Would you please copy every line below that includes the string "group"?

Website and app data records
BEGIN
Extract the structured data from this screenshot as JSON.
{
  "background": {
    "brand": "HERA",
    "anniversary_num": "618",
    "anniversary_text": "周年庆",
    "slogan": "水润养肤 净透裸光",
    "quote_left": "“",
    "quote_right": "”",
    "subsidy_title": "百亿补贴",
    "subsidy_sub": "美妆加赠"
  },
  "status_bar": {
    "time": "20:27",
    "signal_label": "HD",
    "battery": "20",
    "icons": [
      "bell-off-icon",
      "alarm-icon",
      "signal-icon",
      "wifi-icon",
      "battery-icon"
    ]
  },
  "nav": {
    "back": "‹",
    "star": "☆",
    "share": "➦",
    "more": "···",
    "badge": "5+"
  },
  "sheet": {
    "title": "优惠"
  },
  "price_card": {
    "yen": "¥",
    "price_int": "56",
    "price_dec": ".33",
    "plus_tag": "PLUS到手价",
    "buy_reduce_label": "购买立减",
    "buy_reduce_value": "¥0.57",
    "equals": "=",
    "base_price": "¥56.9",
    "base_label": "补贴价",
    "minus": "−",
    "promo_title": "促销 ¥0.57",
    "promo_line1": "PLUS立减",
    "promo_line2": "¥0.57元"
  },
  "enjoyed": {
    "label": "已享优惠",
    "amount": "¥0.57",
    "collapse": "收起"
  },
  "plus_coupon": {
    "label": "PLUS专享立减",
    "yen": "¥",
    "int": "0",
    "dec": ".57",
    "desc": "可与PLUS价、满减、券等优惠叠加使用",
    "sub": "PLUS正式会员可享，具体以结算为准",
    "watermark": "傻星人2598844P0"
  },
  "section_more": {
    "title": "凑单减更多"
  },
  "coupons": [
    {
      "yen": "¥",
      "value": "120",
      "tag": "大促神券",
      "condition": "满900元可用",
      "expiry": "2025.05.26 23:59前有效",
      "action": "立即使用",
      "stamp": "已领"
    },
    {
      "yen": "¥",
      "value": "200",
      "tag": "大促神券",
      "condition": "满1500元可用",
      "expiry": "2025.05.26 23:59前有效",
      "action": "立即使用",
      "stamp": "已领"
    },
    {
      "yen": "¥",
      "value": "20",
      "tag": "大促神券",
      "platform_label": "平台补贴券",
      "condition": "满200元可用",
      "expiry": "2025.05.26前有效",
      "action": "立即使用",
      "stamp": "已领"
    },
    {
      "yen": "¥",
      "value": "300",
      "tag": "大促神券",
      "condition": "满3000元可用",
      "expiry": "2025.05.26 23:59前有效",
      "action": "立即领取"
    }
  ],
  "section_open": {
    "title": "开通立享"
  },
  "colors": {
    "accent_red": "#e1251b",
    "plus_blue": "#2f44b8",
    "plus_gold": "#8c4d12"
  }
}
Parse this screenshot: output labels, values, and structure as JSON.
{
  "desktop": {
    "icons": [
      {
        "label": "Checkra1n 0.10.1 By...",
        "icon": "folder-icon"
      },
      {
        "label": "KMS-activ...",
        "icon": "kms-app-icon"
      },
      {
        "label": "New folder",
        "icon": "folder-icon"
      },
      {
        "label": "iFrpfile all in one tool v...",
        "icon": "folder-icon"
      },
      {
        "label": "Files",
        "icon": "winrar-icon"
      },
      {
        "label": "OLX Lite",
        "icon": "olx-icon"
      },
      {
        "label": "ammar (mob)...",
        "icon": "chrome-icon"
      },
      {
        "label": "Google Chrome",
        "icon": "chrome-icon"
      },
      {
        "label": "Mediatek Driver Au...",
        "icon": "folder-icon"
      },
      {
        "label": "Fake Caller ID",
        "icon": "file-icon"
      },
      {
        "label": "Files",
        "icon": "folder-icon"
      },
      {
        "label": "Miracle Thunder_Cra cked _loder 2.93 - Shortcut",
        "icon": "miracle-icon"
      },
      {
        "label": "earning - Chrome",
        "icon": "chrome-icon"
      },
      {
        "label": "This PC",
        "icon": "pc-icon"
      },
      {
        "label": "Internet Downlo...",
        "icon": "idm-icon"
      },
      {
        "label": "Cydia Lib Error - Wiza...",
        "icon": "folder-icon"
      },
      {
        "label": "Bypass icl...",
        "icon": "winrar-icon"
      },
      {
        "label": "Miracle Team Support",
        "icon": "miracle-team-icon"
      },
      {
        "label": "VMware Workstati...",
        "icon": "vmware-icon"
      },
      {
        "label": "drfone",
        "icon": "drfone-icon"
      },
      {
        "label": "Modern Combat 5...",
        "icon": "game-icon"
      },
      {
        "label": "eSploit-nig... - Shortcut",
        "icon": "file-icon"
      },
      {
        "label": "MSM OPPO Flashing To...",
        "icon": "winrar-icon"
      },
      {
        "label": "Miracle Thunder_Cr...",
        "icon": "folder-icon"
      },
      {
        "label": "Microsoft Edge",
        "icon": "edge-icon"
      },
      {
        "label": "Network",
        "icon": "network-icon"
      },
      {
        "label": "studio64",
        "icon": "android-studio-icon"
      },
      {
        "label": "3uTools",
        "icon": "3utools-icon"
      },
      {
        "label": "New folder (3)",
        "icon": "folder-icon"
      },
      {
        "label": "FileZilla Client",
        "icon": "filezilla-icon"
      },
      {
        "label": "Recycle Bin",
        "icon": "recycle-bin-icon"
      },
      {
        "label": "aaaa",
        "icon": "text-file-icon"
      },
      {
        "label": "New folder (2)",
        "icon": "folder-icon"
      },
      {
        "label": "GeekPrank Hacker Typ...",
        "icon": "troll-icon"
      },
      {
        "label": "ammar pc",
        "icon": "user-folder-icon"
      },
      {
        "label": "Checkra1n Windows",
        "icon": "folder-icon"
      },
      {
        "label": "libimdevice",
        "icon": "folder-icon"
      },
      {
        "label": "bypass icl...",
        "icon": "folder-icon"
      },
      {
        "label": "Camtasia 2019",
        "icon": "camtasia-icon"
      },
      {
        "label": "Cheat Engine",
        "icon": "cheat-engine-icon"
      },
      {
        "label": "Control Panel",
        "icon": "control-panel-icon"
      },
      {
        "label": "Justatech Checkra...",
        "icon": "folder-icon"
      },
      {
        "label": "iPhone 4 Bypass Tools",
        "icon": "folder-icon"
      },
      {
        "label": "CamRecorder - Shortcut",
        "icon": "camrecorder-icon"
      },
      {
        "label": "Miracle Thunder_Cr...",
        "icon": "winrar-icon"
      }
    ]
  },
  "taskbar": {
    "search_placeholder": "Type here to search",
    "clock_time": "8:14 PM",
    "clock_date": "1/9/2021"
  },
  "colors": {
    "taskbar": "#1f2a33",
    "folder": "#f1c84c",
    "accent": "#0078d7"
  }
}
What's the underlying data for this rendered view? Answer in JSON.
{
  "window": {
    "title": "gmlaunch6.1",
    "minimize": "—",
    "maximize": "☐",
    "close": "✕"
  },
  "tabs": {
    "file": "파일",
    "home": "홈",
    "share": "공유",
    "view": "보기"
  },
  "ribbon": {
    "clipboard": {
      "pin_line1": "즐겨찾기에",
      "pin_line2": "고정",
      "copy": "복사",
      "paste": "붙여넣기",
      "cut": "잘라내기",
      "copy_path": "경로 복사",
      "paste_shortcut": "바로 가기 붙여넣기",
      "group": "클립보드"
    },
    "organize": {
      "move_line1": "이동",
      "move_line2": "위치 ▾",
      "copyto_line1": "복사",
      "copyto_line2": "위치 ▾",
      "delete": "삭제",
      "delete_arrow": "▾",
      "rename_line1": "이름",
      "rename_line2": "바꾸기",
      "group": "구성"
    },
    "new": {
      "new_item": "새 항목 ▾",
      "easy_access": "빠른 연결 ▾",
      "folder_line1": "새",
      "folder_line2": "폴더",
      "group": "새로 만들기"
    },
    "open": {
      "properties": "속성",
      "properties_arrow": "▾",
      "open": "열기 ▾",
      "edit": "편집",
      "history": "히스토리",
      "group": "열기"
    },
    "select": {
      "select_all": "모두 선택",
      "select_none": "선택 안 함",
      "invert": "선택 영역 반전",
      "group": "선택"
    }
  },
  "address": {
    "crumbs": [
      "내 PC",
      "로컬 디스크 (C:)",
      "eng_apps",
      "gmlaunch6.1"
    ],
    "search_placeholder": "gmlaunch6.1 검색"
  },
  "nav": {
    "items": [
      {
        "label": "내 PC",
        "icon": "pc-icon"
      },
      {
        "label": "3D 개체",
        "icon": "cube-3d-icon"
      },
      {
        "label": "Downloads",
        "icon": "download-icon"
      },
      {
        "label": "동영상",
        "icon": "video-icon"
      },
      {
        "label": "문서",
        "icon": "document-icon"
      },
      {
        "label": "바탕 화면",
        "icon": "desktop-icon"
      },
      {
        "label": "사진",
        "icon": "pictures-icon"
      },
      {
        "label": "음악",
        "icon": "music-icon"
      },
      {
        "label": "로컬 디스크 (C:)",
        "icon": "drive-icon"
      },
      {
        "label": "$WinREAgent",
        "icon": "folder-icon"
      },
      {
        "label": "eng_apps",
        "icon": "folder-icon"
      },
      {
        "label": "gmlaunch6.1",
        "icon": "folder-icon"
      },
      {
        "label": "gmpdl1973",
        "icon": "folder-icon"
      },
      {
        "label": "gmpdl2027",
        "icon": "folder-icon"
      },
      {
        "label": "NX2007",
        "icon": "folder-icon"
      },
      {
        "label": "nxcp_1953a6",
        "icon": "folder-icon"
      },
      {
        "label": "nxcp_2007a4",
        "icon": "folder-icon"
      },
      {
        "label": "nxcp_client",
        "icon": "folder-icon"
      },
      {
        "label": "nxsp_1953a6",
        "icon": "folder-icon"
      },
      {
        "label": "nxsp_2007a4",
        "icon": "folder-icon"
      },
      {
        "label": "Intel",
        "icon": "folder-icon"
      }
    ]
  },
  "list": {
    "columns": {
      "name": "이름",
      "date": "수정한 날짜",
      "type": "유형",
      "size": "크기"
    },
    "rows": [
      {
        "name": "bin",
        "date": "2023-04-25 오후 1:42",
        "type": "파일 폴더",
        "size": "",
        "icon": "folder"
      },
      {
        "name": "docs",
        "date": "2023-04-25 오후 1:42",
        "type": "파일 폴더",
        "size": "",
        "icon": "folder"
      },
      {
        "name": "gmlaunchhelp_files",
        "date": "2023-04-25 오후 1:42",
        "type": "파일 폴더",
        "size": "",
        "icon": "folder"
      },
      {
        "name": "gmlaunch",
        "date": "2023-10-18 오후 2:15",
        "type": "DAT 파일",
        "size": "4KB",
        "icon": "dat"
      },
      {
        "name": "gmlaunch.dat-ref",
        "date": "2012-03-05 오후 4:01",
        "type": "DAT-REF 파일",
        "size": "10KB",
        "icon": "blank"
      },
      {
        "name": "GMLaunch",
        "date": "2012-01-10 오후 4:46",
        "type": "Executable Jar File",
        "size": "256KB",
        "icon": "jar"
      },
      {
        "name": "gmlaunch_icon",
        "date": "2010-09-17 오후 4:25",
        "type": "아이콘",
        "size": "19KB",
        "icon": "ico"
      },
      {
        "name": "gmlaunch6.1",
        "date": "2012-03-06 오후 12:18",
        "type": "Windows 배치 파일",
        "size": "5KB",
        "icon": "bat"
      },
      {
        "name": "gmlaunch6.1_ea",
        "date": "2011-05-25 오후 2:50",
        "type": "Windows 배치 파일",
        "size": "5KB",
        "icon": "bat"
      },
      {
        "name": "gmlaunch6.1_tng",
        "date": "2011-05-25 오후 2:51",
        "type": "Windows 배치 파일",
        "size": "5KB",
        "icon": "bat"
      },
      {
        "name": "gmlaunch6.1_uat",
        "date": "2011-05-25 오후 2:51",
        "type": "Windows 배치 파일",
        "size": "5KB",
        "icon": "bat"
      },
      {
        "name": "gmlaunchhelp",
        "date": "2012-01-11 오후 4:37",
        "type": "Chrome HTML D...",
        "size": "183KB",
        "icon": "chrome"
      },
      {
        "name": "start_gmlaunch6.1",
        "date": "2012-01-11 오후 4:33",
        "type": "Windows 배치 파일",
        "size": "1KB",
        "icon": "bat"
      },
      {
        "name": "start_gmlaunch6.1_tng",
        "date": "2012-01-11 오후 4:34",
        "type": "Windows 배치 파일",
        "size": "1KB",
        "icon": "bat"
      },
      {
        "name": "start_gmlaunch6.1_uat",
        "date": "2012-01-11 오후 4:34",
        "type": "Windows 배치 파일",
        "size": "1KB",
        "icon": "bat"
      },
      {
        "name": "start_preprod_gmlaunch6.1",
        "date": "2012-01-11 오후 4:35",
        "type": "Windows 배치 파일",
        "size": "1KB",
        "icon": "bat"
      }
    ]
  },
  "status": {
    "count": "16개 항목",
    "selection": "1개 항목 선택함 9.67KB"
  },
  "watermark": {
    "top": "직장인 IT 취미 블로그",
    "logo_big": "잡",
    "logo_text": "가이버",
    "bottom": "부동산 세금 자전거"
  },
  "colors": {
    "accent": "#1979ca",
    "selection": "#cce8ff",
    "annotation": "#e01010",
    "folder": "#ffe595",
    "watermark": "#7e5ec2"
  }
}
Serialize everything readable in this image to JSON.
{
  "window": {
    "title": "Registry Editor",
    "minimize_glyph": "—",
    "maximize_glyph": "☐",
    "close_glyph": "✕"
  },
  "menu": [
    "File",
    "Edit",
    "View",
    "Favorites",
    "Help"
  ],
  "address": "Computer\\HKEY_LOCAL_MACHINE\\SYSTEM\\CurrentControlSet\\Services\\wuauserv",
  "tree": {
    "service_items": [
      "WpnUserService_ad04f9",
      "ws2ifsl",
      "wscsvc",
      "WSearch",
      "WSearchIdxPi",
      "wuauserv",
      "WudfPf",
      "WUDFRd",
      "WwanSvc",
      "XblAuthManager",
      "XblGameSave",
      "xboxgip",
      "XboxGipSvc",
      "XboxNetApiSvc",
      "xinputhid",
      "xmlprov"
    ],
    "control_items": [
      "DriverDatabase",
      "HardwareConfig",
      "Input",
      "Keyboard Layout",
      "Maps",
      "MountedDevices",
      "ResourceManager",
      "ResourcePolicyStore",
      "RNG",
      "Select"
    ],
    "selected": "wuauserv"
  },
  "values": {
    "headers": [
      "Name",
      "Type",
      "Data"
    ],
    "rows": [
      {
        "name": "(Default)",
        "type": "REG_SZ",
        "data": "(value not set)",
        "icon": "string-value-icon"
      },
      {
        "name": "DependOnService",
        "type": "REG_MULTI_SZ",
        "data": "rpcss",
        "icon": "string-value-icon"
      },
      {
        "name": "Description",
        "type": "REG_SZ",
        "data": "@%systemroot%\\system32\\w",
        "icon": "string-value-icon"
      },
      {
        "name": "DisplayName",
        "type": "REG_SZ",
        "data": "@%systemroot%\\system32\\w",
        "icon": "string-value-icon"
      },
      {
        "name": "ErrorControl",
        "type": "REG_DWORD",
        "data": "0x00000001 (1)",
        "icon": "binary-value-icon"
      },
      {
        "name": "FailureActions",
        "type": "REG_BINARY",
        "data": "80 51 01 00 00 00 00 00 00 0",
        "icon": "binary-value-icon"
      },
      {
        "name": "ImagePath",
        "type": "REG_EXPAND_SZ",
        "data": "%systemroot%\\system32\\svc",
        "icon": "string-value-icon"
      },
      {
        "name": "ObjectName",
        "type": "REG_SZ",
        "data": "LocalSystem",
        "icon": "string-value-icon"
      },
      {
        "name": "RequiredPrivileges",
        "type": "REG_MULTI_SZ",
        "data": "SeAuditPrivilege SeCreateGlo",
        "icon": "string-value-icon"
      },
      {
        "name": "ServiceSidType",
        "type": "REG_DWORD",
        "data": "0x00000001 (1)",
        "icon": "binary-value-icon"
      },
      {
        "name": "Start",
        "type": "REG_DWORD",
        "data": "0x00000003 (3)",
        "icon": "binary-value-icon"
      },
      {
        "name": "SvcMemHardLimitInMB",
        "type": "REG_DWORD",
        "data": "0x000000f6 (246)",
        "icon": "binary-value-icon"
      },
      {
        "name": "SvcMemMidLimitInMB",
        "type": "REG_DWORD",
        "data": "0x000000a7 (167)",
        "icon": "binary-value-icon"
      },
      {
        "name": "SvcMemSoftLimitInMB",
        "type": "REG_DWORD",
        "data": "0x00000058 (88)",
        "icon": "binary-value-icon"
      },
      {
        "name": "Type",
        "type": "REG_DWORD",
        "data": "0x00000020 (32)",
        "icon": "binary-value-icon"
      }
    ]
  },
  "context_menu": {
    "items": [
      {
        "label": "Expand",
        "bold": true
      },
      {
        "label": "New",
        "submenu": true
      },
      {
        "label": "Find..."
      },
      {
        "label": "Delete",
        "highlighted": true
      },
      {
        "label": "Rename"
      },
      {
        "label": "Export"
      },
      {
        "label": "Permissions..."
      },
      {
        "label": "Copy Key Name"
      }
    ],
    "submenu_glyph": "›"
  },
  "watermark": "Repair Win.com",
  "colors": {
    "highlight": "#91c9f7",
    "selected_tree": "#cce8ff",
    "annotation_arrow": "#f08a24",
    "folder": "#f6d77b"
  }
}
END
Written response ::
      "group": "클립보드"
      "group": "구성"
      "group": "새로 만들기"
      "group": "열기"
      "group": "선택"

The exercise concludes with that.